More and more farmers were finding the growing of coca more lucrative than food crops. The Bolivian government warned the drug lords in advance that American law enforcement and the Bolivian army were going to raid their labs. They fled to Panama. Another way America made a token gesture of cracking down on the cocaine industry was to threaten to withhold about $60 million dollars of annual aid. Ordinary Bolivians were angry at U.S president Reagan for crashing their economy and being a hypocrite. They said, “We’ll stop exporting cocaine when he stops exporting weapons.”

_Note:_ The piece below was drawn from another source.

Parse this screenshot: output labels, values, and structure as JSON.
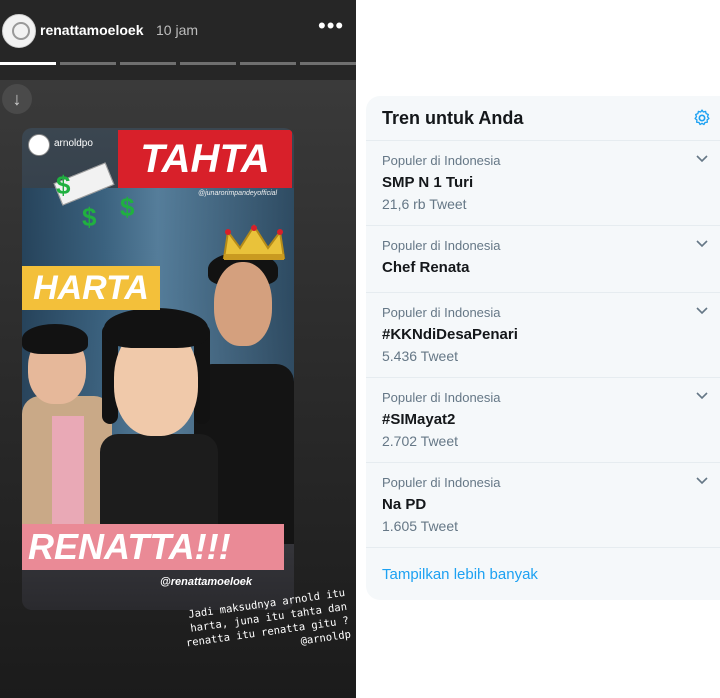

The author visited a region in Bolivia called La Loma. The tribe who lived there depended on a river for their very simple lifestyle. There was plenty of fish, and they were happy. The people in Tarija– near the border of Argentina– were unhappy. For, they went on strike to demand that the government build the power plant it had promised them six months prior. The author interviewed a Bolivian army soldier who told him the country should be ruled by the military. The military was nonpartisan, and its goal was to do only what was best for the country, not what was best for the politicians. If it achieved its goal of improving the economy, however, the military budget would grow with it.
The author was trapped in Tarija for weeks. He couldn’t leave by bus, train or plane, and there were guarded barricades all around the city. He spoke with a man who had fought in the Bolivian war with the Paraguayans over disputed territory in the Chaco in 1932. Many more Bolivians died of dehydration, starvation and disease, than from their wounds.
The Bolivians fought incompetently, lacking training and resources. The war ended in 1935, due to attrition on both sides. Bolivians’ emotional turmoil was comparable to that of Americans’ after Vietnam and Watergate. Trust had been broken between the Bolivian people and their leaders. So revolution (during which ninety thousand people died) ensued in 1952. But the aforementioned interviewee thought Bolivians were worse off after the revolution.
Some changes were made: nationalization of the tin mines, land reform, and Indians got the vote. But Bolivia went bankrupt in 1956. The United States instituted a stabilization program there. The military led the country again until 1985. The takeaway from Bolivia’s governments through the decades, is that dictators are largely similar the world over:
“He had wealth and status… He produced nothing and provided no leadership. He was not very smart and had few skills… his contempt for his countrymen and his belief in his own superiority was not typical of what is normally considered moral.”
Read the book to learn a smattering about Bolivia’s history of missionaries, violent occurrences, and mindset over the last several centuries.